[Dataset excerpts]
*** Begin section ***

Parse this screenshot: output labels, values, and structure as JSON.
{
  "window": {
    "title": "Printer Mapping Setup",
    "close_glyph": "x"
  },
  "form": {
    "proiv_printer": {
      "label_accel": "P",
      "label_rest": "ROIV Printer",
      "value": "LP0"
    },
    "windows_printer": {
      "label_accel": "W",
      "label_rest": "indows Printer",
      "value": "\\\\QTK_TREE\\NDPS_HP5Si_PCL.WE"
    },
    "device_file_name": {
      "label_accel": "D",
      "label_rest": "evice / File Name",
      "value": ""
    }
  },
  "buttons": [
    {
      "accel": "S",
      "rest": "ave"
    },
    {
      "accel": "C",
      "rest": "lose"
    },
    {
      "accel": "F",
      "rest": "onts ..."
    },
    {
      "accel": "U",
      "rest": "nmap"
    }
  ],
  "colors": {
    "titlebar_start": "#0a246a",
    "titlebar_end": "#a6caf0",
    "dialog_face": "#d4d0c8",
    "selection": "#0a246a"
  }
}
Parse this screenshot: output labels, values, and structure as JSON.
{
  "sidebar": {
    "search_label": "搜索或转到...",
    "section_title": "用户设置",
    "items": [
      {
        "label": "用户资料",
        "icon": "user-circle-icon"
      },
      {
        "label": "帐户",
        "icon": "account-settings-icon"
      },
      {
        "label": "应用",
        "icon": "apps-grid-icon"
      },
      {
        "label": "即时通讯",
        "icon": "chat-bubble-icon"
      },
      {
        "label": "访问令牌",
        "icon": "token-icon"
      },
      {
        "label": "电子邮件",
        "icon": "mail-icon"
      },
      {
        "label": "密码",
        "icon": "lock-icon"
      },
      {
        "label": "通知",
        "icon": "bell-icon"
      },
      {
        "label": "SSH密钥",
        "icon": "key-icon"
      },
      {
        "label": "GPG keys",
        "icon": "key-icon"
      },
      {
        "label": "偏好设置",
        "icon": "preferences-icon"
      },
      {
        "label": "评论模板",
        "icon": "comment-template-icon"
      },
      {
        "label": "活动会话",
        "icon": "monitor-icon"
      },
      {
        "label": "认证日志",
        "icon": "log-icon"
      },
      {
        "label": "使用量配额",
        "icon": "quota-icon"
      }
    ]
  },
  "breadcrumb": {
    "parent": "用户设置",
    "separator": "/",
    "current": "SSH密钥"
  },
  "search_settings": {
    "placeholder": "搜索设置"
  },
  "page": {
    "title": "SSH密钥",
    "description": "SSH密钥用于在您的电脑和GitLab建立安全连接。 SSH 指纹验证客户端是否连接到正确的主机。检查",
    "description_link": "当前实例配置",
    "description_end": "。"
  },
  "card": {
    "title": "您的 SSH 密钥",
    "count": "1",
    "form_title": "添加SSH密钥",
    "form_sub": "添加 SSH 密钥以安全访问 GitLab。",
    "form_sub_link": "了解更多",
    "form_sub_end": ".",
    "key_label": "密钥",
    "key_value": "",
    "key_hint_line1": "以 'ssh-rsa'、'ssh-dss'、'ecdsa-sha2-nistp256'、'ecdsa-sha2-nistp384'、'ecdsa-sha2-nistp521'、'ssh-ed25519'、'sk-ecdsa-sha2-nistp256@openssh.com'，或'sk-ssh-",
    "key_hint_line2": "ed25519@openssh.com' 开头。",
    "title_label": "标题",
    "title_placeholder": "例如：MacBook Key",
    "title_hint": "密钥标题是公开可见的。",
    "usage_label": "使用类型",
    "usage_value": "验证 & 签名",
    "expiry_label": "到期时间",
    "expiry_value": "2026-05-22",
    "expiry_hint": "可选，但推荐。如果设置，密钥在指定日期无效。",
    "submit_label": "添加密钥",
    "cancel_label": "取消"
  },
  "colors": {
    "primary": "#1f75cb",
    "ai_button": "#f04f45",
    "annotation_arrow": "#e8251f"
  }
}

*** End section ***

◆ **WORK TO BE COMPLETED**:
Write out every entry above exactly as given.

◆ **TASK RESPONSE**:
Parse this screenshot: output labels, values, and structure as JSON.
{
  "window": {
    "title": "Printer Mapping Setup",
    "close_glyph": "x"
  },
  "form": {
    "proiv_printer": {
      "label_accel": "P",
      "label_rest": "ROIV Printer",
      "value": "LP0"
    },
    "windows_printer": {
      "label_accel": "W",
      "label_rest": "indows Printer",
      "value": "\\\\QTK_TREE\\NDPS_HP5Si_PCL.WE"
    },
    "device_file_name": {
      "label_accel": "D",
      "label_rest": "evice / File Name",
      "value": ""
    }
  },
  "buttons": [
    {
      "accel": "S",
      "rest": "ave"
    },
    {
      "accel": "C",
      "rest": "lose"
    },
    {
      "accel": "F",
      "rest": "onts ..."
    },
    {
      "accel": "U",
      "rest": "nmap"
    }
  ],
  "colors": {
    "titlebar_start": "#0a246a",
    "titlebar_end": "#a6caf0",
    "dialog_face": "#d4d0c8",
    "selection": "#0a246a"
  }
}
Parse this screenshot: output labels, values, and structure as JSON.
{
  "sidebar": {
    "search_label": "搜索或转到...",
    "section_title": "用户设置",
    "items": [
      {
        "label": "用户资料",
        "icon": "user-circle-icon"
      },
      {
        "label": "帐户",
        "icon": "account-settings-icon"
      },
      {
        "label": "应用",
        "icon": "apps-grid-icon"
      },
      {
        "label": "即时通讯",
        "icon": "chat-bubble-icon"
      },
      {
        "label": "访问令牌",
        "icon": "token-icon"
      },
      {
        "label": "电子邮件",
        "icon": "mail-icon"
      },
      {
        "label": "密码",
        "icon": "lock-icon"
      },
      {
        "label": "通知",
        "icon": "bell-icon"
      },
      {
        "label": "SSH密钥",
        "icon": "key-icon"
      },
      {
        "label": "GPG keys",
        "icon": "key-icon"
      },
      {
        "label": "偏好设置",
        "icon": "preferences-icon"
      },
      {
        "label": "评论模板",
        "icon": "comment-template-icon"
      },
      {
        "label": "活动会话",
        "icon": "monitor-icon"
      },
      {
        "label": "认证日志",
        "icon": "log-icon"
      },
      {
        "label": "使用量配额",
        "icon": "quota-icon"
      }
    ]
  },
  "breadcrumb": {
    "parent": "用户设置",
    "separator": "/",
    "current": "SSH密钥"
  },
  "search_settings": {
    "placeholder": "搜索设置"
  },
  "page": {
    "title": "SSH密钥",
    "description": "SSH密钥用于在您的电脑和GitLab建立安全连接。 SSH 指纹验证客户端是否连接到正确的主机。检查",
    "description_link": "当前实例配置",
    "description_end": "。"
  },
  "card": {
    "title": "您的 SSH 密钥",
    "count": "1",
    "form_title": "添加SSH密钥",
    "form_sub": "添加 SSH 密钥以安全访问 GitLab。",
    "form_sub_link": "了解更多",
    "form_sub_end": ".",
    "key_label": "密钥",
    "key_value": "",
    "key_hint_line1": "以 'ssh-rsa'、'ssh-dss'、'ecdsa-sha2-nistp256'、'ecdsa-sha2-nistp384'、'ecdsa-sha2-nistp521'、'ssh-ed25519'、'sk-ecdsa-sha2-nistp256@openssh.com'，或'sk-ssh-",
    "key_hint_line2": "ed25519@openssh.com' 开头。",
    "title_label": "标题",
    "title_placeholder": "例如：MacBook Key",
    "title_hint": "密钥标题是公开可见的。",
    "usage_label": "使用类型",
    "usage_value": "验证 & 签名",
    "expiry_label": "到期时间",
    "expiry_value": "2026-05-22",
    "expiry_hint": "可选，但推荐。如果设置，密钥在指定日期无效。",
    "submit_label": "添加密钥",
    "cancel_label": "取消"
  },
  "colors": {
    "primary": "#1f75cb",
    "ai_button": "#f04f45",
    "annotation_arrow": "#e8251f"
  }
}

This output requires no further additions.